Beginners usually place their checkers directly on the middle board. This appears to be a reasonable strategy, since it seems that your checkers hardly can be caught. However, you can be forced to jump your checkers in front of the dark squares anytime and thus no defense could stand up against your progress. For many beginners this is a bad idea, because it can cause a reduction to the first couple of games. Don't forget, this rule also applies to tiles that are not on a checker board!

The initial fundamentals you should know are the rules for each game. The first player turns over one tile, then the next player does the same. When a player completes his turn, another must move one space forward or back.

One of the game of checkers basics in known as "Set-up". Then, take one of your draughts and place it in the opposite corner of the table. Then, you need to place the rest of your pieces around the board, after the board directions. Checkers requires that the player spreads out his piece(s) so that they have as much distance between them as possible, while leaving their backboards free.
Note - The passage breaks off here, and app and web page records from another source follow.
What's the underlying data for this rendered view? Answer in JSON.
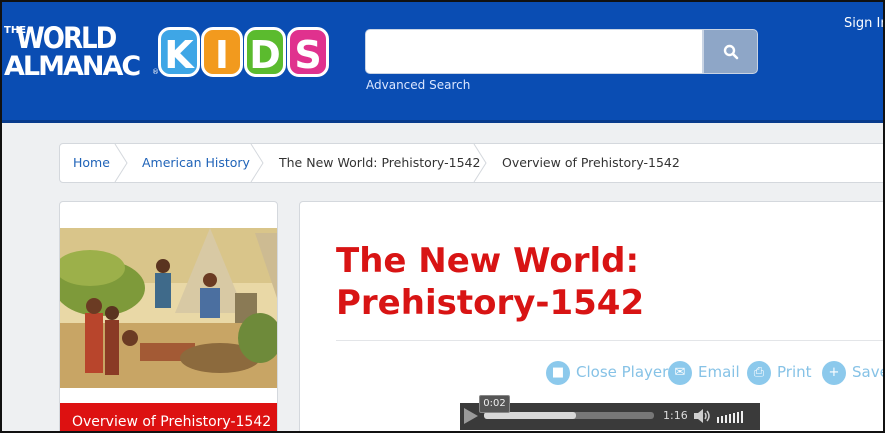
{
  "header": {
    "logo_the": "THE",
    "logo_world": "WORLD",
    "logo_almanac": "ALMANAC",
    "logo_tm": "®",
    "logo_kids": [
      "K",
      "I",
      "D",
      "S"
    ],
    "kids_colors": [
      "#3ea6e6",
      "#f29a1e",
      "#5bbb2e",
      "#e0318e"
    ],
    "search_placeholder": "",
    "search_icon": "search-icon",
    "advanced_search": "Advanced Search",
    "sign_in": "Sign In"
  },
  "breadcrumb": {
    "items": [
      "Home",
      "American History",
      "The New World: Prehistory-1542",
      "Overview of Prehistory-1542"
    ]
  },
  "sidebar": {
    "current_item": "Overview of Prehistory-1542"
  },
  "article": {
    "title": "The New World: Prehistory-1542",
    "tools": [
      {
        "label": "Close Player",
        "icon": "stop-icon"
      },
      {
        "label": "Email",
        "icon": "email-icon"
      },
      {
        "label": "Print",
        "icon": "print-icon"
      },
      {
        "label": "Save",
        "icon": "plus-icon"
      }
    ]
  },
  "player": {
    "current_time": "0:02",
    "duration": "1:16",
    "progress": 0.54,
    "volume_bars": 7
  },
  "colors": {
    "header": "#0a4db3",
    "title": "#d81414",
    "sidebar_bar": "#dd1111",
    "tool": "#86c2e6"
  }
}
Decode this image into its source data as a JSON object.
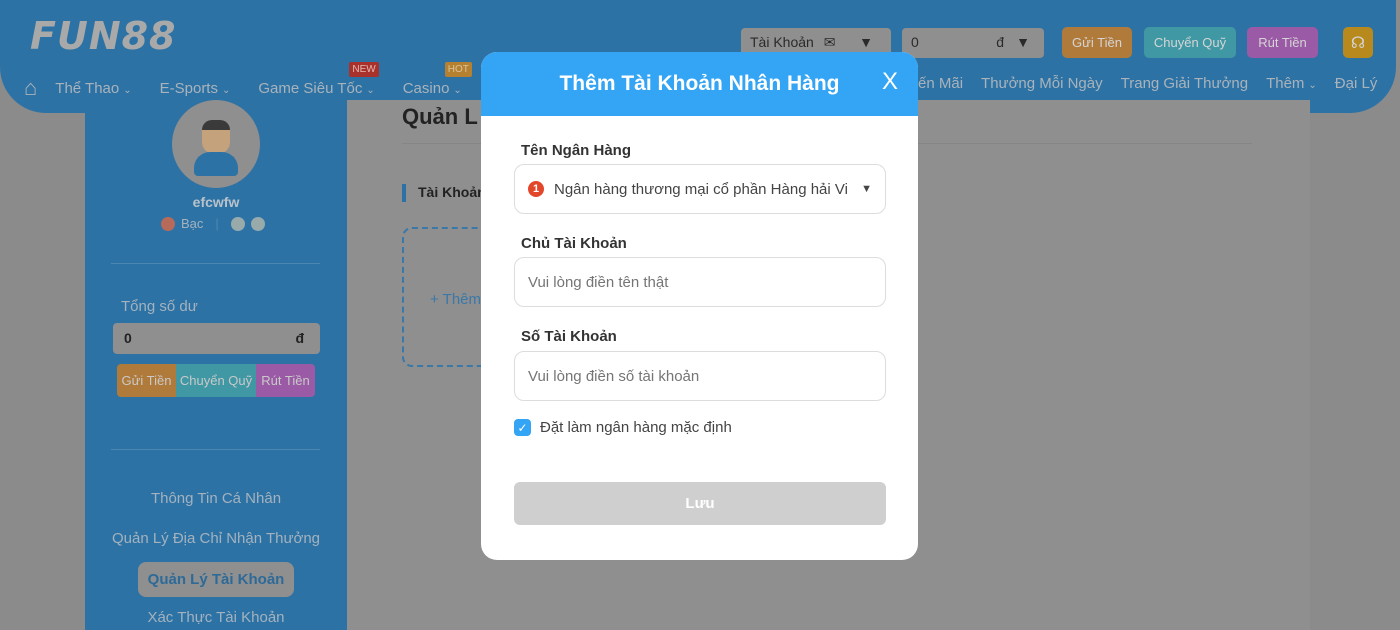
{
  "header": {
    "logo": "FUN88",
    "nav": [
      {
        "label": "Thể Thao"
      },
      {
        "label": "E-Sports"
      },
      {
        "label": "Game Siêu Tốc",
        "badge": "NEW"
      },
      {
        "label": "Casino",
        "badge": "HOT"
      }
    ],
    "nav_right": [
      {
        "label": "ến Mãi"
      },
      {
        "label": "Thưởng Mỗi Ngày"
      },
      {
        "label": "Trang Giải Thưởng"
      },
      {
        "label": "Thêm"
      },
      {
        "label": "Đại Lý"
      }
    ],
    "account": "Tài Khoản",
    "balance": "0",
    "currency": "đ",
    "deposit": "Gửi Tiền",
    "transfer": "Chuyển Quỹ",
    "withdraw": "Rút Tiền",
    "colors": {
      "deposit": "#b07a3a",
      "transfer": "#3f98a3",
      "withdraw": "#9a5aa5",
      "support": "#b88a1e"
    }
  },
  "sidebar": {
    "username": "efcwfw",
    "level": "Bạc",
    "balance_label": "Tổng số dư",
    "balance": "0",
    "currency": "đ",
    "deposit": "Gửi Tiền",
    "transfer": "Chuyển Quỹ",
    "withdraw": "Rút Tiền",
    "menu": [
      "Thông Tin Cá Nhân",
      "Quản Lý Địa Chỉ Nhận Thưởng",
      "Quản Lý Tài Khoản",
      "Xác Thực Tài Khoản"
    ]
  },
  "main": {
    "title": "Quản L",
    "section": "Tài Khoản",
    "add": "+ Thêm"
  },
  "modal": {
    "title": "Thêm Tài Khoản Nhân Hàng",
    "close": "X",
    "bank_label": "Tên Ngân Hàng",
    "bank_value": "Ngân hàng thương mại cổ phần Hàng hải Vi",
    "holder_label": "Chủ Tài Khoản",
    "holder_placeholder": "Vui lòng điền tên thật",
    "number_label": "Số Tài Khoản",
    "number_placeholder": "Vui lòng điền số tài khoản",
    "default_label": "Đặt làm ngân hàng mặc định",
    "default_checked": true,
    "save": "Lưu",
    "accent": "#34a4f4"
  }
}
Another essential Checkers move involves the deployment of your pieces. As your opponent plays, he must reveal all of his moves, so that you might adjust your draughts to counter them. Then, you transfer them to open spaces, and your opponent moves theirs to closed spaces. This rule can potentially save you a lot of points in the long term, particularly if you play your opponent's motion correctly. By way of instance, if you play with a knight into a enemy pawn, you do not need to remove it from the board right away, since it's already moved.

Then, there are a couple of important considerations when it comes to moving your pieces . First, your draught can't move diagonally behind your opponent's pieces. So, if you would like to capture a point from your opponent, you've got to move your draught into a secure forward direction, where your opponent's pieces will be not able to attack it. Similarly, your bishop can't move diagonally either.
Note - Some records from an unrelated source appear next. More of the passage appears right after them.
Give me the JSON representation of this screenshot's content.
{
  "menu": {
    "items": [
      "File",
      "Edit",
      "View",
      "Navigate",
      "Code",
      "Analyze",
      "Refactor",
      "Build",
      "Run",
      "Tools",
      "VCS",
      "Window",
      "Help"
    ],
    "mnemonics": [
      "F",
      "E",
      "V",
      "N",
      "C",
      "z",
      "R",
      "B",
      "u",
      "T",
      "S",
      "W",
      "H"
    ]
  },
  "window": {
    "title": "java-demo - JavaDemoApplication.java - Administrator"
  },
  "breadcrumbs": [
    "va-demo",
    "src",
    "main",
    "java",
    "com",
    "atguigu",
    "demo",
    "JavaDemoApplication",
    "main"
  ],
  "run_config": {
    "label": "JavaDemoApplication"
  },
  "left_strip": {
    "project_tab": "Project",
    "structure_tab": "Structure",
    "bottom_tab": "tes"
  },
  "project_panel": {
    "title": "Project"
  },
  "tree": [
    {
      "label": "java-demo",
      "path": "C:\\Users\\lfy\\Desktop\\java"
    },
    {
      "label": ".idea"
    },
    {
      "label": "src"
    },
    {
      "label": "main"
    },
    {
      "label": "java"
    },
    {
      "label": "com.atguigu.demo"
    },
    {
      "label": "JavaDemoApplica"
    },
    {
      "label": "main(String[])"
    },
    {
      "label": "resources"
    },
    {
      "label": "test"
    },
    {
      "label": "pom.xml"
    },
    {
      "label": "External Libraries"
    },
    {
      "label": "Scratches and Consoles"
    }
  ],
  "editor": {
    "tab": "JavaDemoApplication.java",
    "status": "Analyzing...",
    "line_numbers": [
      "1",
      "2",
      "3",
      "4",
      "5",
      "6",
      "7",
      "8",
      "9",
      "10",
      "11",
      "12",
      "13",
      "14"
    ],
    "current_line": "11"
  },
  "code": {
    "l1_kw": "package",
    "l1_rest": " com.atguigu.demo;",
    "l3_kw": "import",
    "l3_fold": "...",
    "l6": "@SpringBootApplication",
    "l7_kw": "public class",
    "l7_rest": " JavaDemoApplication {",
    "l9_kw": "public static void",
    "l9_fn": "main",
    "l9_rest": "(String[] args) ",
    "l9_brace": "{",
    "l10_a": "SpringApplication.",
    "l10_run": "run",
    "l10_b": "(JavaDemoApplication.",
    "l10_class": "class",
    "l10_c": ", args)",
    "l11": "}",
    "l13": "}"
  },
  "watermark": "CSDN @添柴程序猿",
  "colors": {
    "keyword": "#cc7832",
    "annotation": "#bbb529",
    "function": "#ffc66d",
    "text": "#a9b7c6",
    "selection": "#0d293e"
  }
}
In summary, a fantastic strategy for diagonally moving your pieces is to spread them out so you have more open spaces, while your opponent's pieces have to squeeze in close for their own side. Also, always keep your pieces inside their open square (at exactly the same depth), so that they can attack the centre of your opponent's row. Finally, checkers involves knowing which pieces are best to attack and where. Usually, a knight is your ideal draught to attack in the front, but it also has its pitfalls. I hope you enjoyed the information above and found something useful for yourself!